[Opening Data section]

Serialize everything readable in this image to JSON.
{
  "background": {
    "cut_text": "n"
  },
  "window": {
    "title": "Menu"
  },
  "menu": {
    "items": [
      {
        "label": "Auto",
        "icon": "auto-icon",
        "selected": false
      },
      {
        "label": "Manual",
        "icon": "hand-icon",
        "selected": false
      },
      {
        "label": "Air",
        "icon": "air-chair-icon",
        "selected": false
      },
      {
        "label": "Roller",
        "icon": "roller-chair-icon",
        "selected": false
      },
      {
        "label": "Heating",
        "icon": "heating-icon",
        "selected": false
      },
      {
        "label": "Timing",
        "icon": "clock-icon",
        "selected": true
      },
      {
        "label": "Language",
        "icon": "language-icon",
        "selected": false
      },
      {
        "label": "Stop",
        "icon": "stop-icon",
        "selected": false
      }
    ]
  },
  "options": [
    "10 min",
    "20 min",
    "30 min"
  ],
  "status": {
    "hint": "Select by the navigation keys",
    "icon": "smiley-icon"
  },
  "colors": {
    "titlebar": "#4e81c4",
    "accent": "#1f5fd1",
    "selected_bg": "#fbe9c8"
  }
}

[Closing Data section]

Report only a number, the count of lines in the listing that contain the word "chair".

### Exercise response
2